Top of Records for this task

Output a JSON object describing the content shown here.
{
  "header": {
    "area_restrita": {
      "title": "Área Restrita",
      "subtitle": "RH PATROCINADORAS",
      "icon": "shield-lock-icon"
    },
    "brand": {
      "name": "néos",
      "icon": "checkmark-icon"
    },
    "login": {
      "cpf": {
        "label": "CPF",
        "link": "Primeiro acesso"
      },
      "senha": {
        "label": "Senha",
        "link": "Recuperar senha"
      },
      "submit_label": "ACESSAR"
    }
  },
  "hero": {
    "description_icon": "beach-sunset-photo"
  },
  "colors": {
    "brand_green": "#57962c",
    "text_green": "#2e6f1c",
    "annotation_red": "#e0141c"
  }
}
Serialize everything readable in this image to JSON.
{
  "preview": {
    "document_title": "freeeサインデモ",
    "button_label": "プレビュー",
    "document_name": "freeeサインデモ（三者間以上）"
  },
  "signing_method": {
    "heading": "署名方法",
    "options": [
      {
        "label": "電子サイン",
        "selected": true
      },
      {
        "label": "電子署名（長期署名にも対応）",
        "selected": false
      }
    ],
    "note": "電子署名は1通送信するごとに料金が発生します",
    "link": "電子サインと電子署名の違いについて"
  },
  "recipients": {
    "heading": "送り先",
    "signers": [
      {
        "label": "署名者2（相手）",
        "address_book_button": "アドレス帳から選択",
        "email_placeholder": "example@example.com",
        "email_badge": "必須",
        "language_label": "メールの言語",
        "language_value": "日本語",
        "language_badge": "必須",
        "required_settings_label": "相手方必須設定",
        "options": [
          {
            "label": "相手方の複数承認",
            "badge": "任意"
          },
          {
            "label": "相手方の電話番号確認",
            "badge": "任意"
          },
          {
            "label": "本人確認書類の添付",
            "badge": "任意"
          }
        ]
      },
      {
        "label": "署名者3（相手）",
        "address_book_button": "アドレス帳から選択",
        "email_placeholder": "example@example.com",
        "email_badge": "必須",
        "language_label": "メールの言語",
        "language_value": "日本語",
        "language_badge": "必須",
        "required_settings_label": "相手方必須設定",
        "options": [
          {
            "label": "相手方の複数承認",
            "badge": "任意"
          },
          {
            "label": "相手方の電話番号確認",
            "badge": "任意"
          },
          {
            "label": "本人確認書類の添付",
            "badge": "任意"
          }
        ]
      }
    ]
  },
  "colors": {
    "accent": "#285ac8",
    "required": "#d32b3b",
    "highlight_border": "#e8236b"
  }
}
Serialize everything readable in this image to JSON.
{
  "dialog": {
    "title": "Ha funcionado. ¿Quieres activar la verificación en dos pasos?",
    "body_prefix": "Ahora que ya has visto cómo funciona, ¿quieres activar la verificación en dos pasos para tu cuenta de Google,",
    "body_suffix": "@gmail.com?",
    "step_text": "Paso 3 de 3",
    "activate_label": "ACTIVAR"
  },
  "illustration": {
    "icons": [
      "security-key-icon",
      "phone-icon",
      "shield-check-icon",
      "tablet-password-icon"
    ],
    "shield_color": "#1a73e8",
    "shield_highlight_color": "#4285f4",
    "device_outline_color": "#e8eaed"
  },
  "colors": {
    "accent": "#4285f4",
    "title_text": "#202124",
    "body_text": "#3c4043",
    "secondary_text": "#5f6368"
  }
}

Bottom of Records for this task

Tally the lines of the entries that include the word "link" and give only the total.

_Written answer_: 3